"""
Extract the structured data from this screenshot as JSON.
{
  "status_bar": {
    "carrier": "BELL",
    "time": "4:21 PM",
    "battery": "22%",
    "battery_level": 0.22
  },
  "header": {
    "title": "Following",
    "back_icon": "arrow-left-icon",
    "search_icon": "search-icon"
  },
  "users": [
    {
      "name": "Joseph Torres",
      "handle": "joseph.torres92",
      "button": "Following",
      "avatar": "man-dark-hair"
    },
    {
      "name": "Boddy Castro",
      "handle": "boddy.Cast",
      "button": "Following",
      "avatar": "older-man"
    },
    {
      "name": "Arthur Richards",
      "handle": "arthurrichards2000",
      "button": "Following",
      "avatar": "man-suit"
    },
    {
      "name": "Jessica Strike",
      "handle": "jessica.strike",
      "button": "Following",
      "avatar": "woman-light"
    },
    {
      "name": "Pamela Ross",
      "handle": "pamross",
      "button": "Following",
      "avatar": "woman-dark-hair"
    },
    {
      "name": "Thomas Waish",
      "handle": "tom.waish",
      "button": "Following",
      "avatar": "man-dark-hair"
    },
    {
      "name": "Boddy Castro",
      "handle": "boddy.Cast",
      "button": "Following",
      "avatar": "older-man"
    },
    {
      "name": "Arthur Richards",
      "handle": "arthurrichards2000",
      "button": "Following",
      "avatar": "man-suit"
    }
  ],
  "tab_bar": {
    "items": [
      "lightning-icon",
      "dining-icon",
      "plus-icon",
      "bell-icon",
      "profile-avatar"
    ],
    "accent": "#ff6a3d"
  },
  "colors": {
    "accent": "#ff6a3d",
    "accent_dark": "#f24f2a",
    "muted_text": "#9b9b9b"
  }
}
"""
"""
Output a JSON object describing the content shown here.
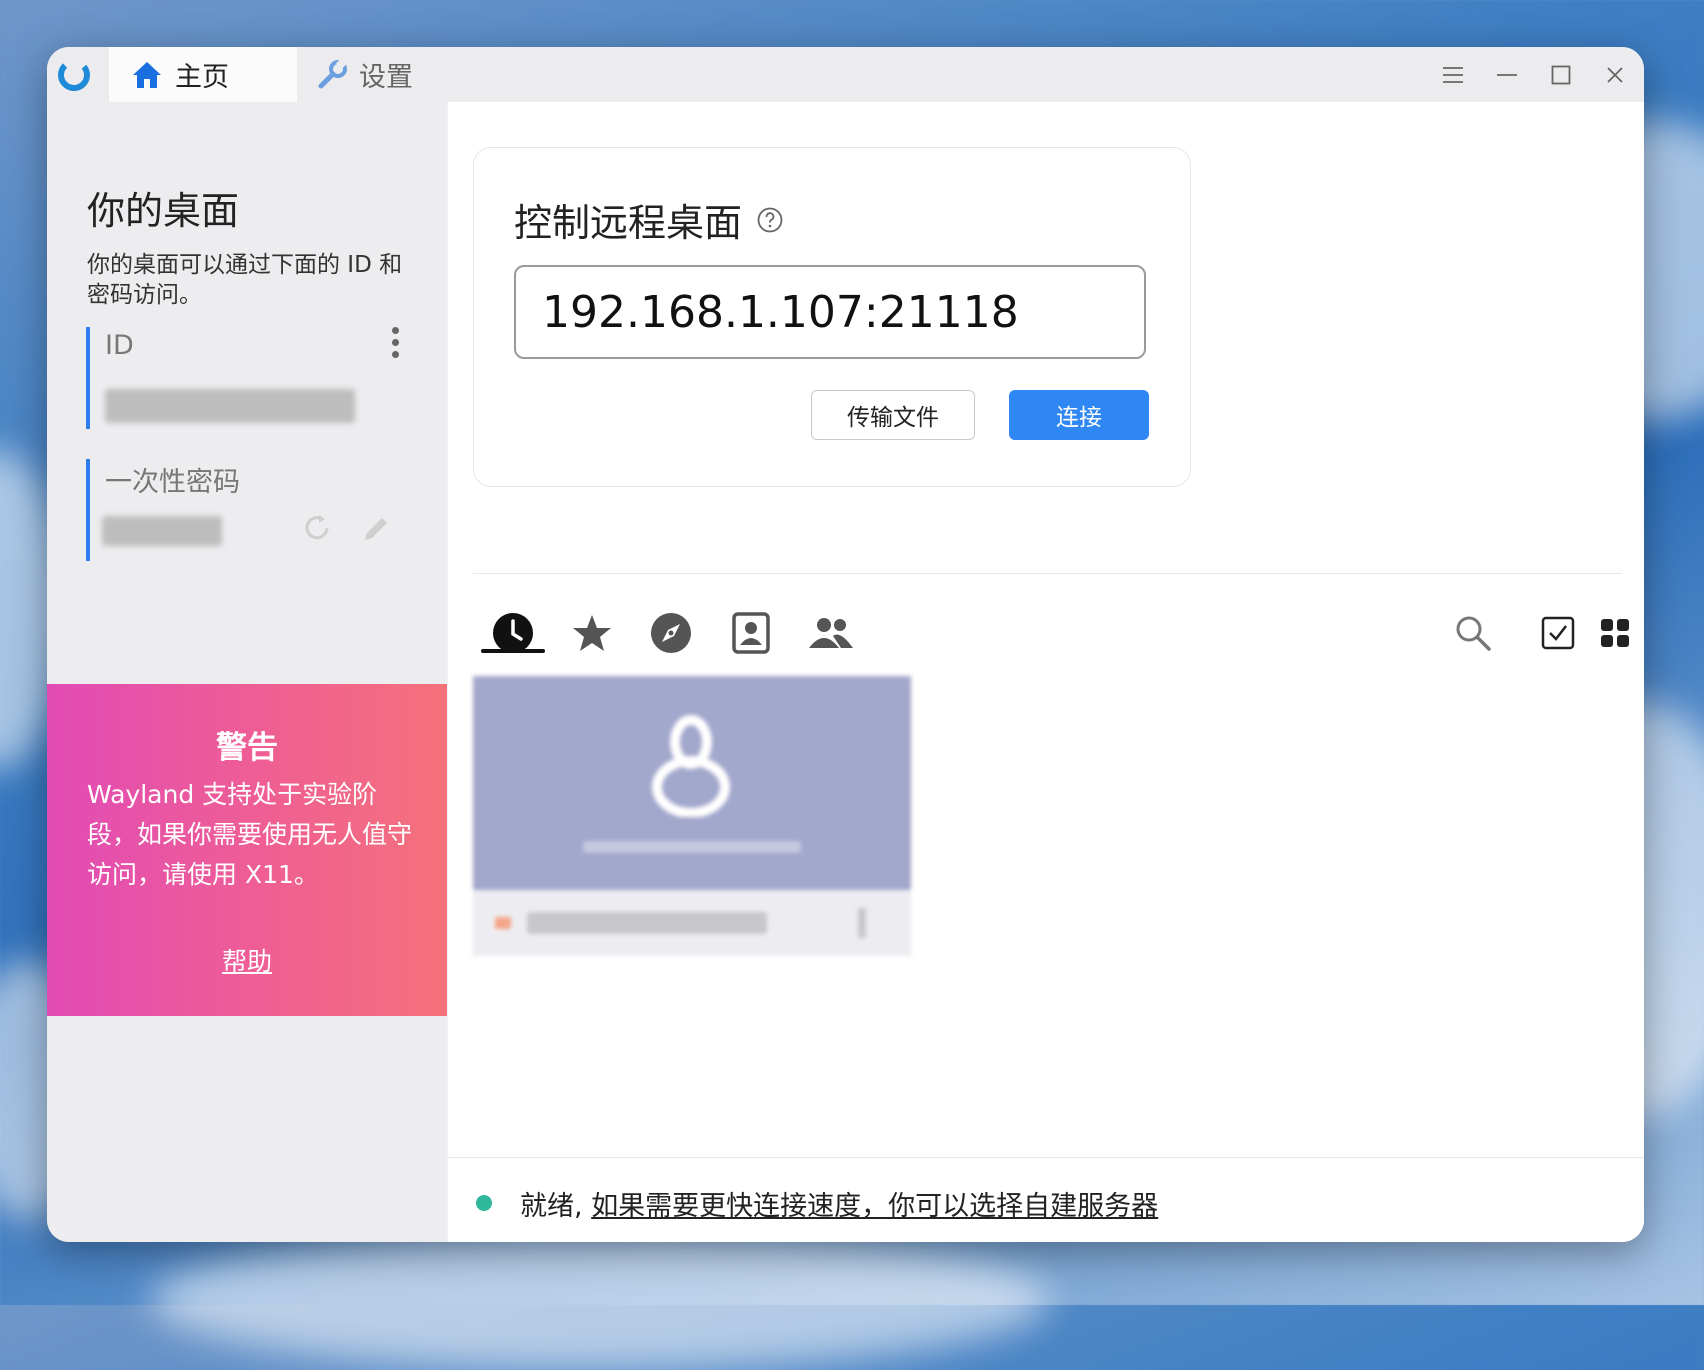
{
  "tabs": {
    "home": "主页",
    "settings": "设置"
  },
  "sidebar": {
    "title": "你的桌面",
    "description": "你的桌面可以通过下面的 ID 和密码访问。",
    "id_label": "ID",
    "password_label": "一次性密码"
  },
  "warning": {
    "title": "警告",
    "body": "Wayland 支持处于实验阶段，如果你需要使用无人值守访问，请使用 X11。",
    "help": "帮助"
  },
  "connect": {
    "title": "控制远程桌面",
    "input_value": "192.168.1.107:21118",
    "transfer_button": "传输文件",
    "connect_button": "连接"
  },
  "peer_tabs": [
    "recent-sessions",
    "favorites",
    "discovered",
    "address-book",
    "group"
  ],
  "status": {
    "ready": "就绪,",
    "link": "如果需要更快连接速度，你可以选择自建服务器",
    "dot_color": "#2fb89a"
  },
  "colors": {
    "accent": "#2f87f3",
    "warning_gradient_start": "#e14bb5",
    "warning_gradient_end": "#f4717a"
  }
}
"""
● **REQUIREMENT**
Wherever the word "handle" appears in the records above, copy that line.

● **EXERCISE RESULT**
      "handle": "joseph.torres92",
      "handle": "boddy.Cast",
      "handle": "arthurrichards2000",
      "handle": "jessica.strike",
      "handle": "pamross",
      "handle": "tom.waish",
      "handle": "boddy.Cast",
      "handle": "arthurrichards2000",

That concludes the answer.